What CO Consider in Child Custody Cases

When you decide to get a divorce, and there are children involved, divorce cases tend to get a lot more complicated. You may be the best parent in the world and assume the children should naturally live with you most of the time. However, a judge is going to consider a few factors – no matter who you are – to decide what is in the best interest of the child.

Being a good parent isn’t a guarantee the parenting time schedule you desire nor does it mean that a child will necessarily come to live with you. There are several factors that will be identified and considered by the judge in the case to understand what will best serve the child and not necessarily the parents.

What are these considerations? Read on to understand a little more clearly what types of issues are considered in child custody cases that the court uses to determine the best outcome for the children.

Factors Judges Consider

Family law judges in Colorado will look at different aspects of a case to determine what is in the best interest of the child. Their goal is to find a balance between the child’s best interests along with what the family would like. Remember, there is no set of firm rules that state who should have custody or who should share custody.

It’s determined on a case-by-case basis by taking these factors into account:

  • What the parents want
  • What the child wants if they are old enough to express it
  • The current relationships among members of the family
  • How well a child will adjust to their school, home, and other activities
  • The physical and mental health of the family in the child’s life
  • If all parties can encourage a positive relationship with each other and maintain contact
  • How each parent was involved in the child’s life before the divorce
  • How far apart each parent’s home is
  • Whether or not the parents are able to cooperate and make joint decisions
  • Whether or not the parents are able to create a positive environment for the child
  • Whether or not joint decision-making for each parent is beneficial to the child

The state of Colorado believes that each child has the right to mentally, physically, and emotionally be safe. As you go through the divorce process, this must be considered when working with the other parent of your children and guide how you interact.

The more cooperative and amicable you can be, the better chance that the judge will decide on a child custody arrangement that gives you the parenting time you want.

Colorado Springs CHild Custody Lawyer

Other Factors To Understand Regarding Child Custody

In Colorado, the terms “joint custody” and “sole custody” are simply not used. Instead, the term “parental responsibility” is used to describe joint or primary custody.

If one parent has fewer than 90 overnight visits with their child in one year’s time, then the other parent is considered by the Colorado courts to have primary custody. If each parent has about the same amount of time with their child over a year, then they are considered by the courts to have joint parental custody.

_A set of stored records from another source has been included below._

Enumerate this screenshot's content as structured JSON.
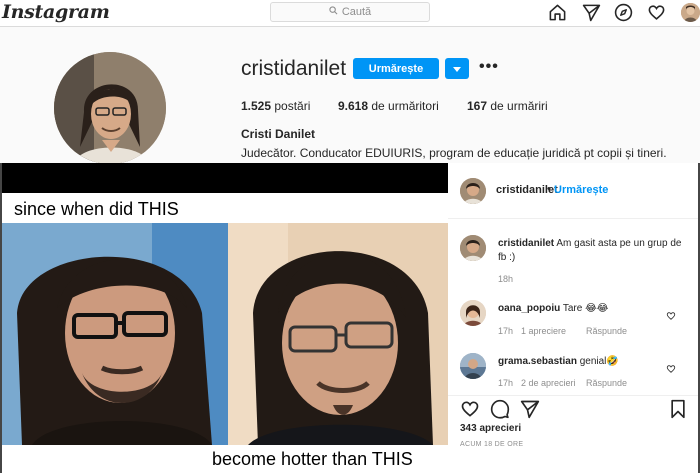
{
  "topbar": {
    "logo": "Instagram",
    "search_placeholder": "Caută",
    "icons": [
      "home-icon",
      "direct-icon",
      "explore-icon",
      "activity-heart-icon",
      "profile-avatar"
    ]
  },
  "profile": {
    "username": "cristidanilet",
    "follow_label": "Urmărește",
    "more_icon": "•••",
    "posts_count": "1.525",
    "posts_label": "postări",
    "followers_count": "9.618",
    "followers_label": "de urmăritori",
    "following_count": "167",
    "following_label": "de urmăriri",
    "full_name": "Cristi Danilet",
    "bio": "Judecător. Conducator EDUIURIS, program de educație juridică pt copii și tineri."
  },
  "post": {
    "meme_top_caption": "since when did THIS",
    "meme_bottom_caption": "become hotter than THIS",
    "author": "cristidanilet",
    "header_follow": "Urmărește",
    "caption": "Am gasit asta pe un grup de fb :)",
    "caption_time": "18h",
    "comments": [
      {
        "user": "oana_popoiu",
        "text": "Tare 😂😂",
        "time": "17h",
        "likes": "1 apreciere",
        "reply": "Răspunde"
      },
      {
        "user": "grama.sebastian",
        "text": "genial🤣",
        "time": "17h",
        "likes": "2 de aprecieri",
        "reply": "Răspunde"
      }
    ],
    "likes": "343 aprecieri",
    "posted_ago": "ACUM 18 DE ORE"
  },
  "colors": {
    "accent": "#0095f6",
    "text": "#262626",
    "muted": "#8e8e8e",
    "overlay": "rgba(0,0,0,0.72)"
  }
}
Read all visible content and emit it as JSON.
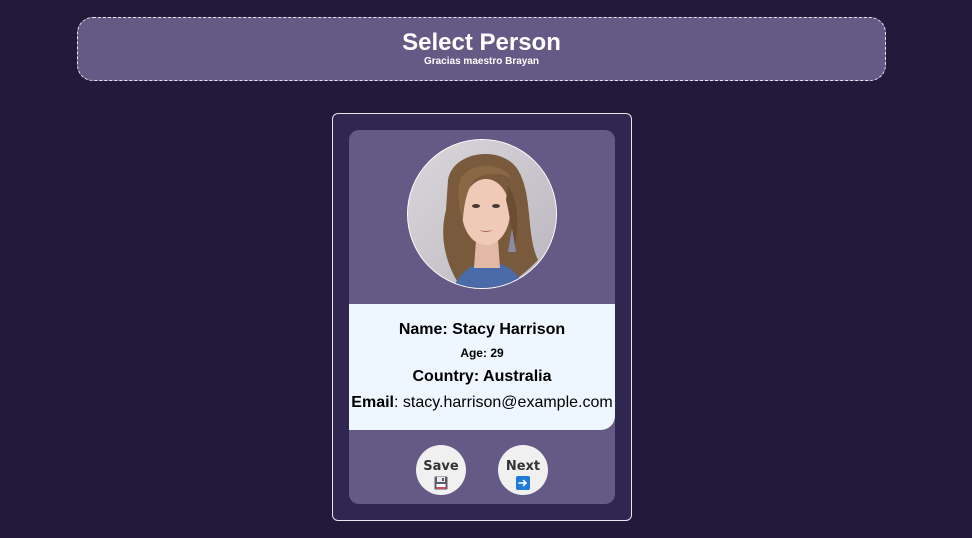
{
  "header": {
    "title": "Select Person",
    "subtitle": "Gracias maestro Brayan"
  },
  "person": {
    "name_label": "Name:",
    "name": "Stacy Harrison",
    "age_label": "Age:",
    "age": "29",
    "country_label": "Country:",
    "country": "Australia",
    "email_label": "Email",
    "email_sep": ":",
    "email": "stacy.harrison@example.com",
    "photo_icon": "portrait-photo"
  },
  "actions": {
    "save_label": "Save",
    "save_icon": "floppy-disk-icon",
    "next_label": "Next",
    "next_icon": "right-arrow-icon"
  },
  "colors": {
    "background": "#211a3a",
    "panel": "#645a85",
    "info_panel": "#eef6ff",
    "button": "#f0f0f0"
  }
}
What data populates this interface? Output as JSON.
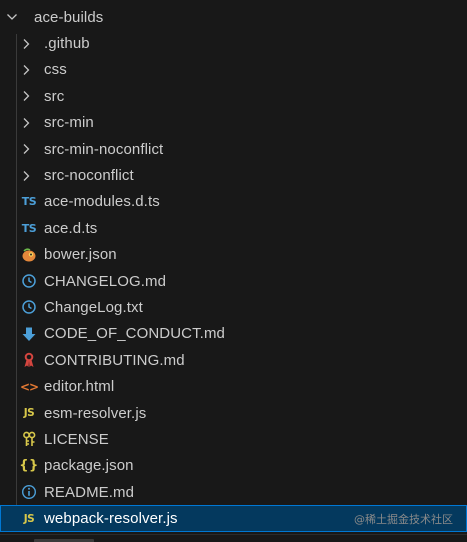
{
  "explorer": {
    "root": {
      "label": "ace-builds",
      "expanded": true
    },
    "folders": [
      {
        "label": ".github"
      },
      {
        "label": "css"
      },
      {
        "label": "src"
      },
      {
        "label": "src-min"
      },
      {
        "label": "src-min-noconflict"
      },
      {
        "label": "src-noconflict"
      }
    ],
    "files": [
      {
        "label": "ace-modules.d.ts",
        "icon": "typescript-icon",
        "badge": "TS"
      },
      {
        "label": "ace.d.ts",
        "icon": "typescript-icon",
        "badge": "TS"
      },
      {
        "label": "bower.json",
        "icon": "bower-icon"
      },
      {
        "label": "CHANGELOG.md",
        "icon": "changelog-icon"
      },
      {
        "label": "ChangeLog.txt",
        "icon": "changelog-icon"
      },
      {
        "label": "CODE_OF_CONDUCT.md",
        "icon": "code-of-conduct-icon"
      },
      {
        "label": "CONTRIBUTING.md",
        "icon": "contributing-icon"
      },
      {
        "label": "editor.html",
        "icon": "html-icon",
        "badge": "<>"
      },
      {
        "label": "esm-resolver.js",
        "icon": "javascript-icon",
        "badge": "JS"
      },
      {
        "label": "LICENSE",
        "icon": "license-icon"
      },
      {
        "label": "package.json",
        "icon": "json-icon",
        "badge": "{}"
      },
      {
        "label": "README.md",
        "icon": "info-icon"
      },
      {
        "label": "webpack-resolver.js",
        "icon": "javascript-icon",
        "badge": "JS",
        "selected": true
      }
    ]
  },
  "watermark": "@稀土掘金技术社区",
  "colors": {
    "background": "#181818",
    "selection": "#04395e",
    "selection_border": "#0078d4",
    "text": "#cccccc",
    "typescript": "#4c9fd8",
    "javascript": "#d8c84a",
    "html": "#e37933"
  }
}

Some other terms that are important to understand include:

Physical Custody

In Colorado, physical custody refers to the time a child is physically with a parent.

Legal Custody

In the state, legal custody is the ability and authority of a parent to make important decisions about the child’s welfare. This can include their religion, health, and education.

What About Child Support?

Child support is determined in part by which parent has the majority of time with the child. However, that’s not the only factor. Child support is also determined by the gross monthly income of the parent as well as other relevant expenses.

Can a Child Pick What Parent They Would Like to Stay With?

In the state of Colorado, there’s no age at which children are allowed to decide what parent they want to live with. There’s a common misconception that when a child turns 13, they’re allowed to make that decision on their own. This is simply not true. The judge in your case has the authority to issue parenting time orders until a child’s 18 th birthday. That is the day that a child can fully decide who they want to live with. However, this is not to say that children do not have input either. As children get closer to the age of 18, the court will take into account more and more a child’s wishes. Those wishes will never be the determining factor, but it will be a factor that is considered.

Colorado Springs Child Custody Lawyer

Do You Need a Parenting Plan?

Parenting plans are plans submitted to the court by the parents that allocate parenting time for holidays and other times of the year. Both parties are required to know the terms in place for decision-making, visitation, taxes, and other issues.

When the court has determined the child custody arrangement, you will be issued a Permanent Order. These orders can be modified if it’s in the best interest of the child.


About the Author:

Andrew Bryant is a well-respected Colorado Springs criminal attorney who has been practicing in the area for years. A Colorado native, he returned to the home he loves after graduating from the University of Kentucky College of Law. Now, he uses the knowledge he gained as an El Paso County District Attorney to fight tirelessly for his clients’ rights. He is AV-Preeminent rated, has been recognized for his work by The National Trial Lawyers, and has been named to Best of the Springs lists by The Gazette for years.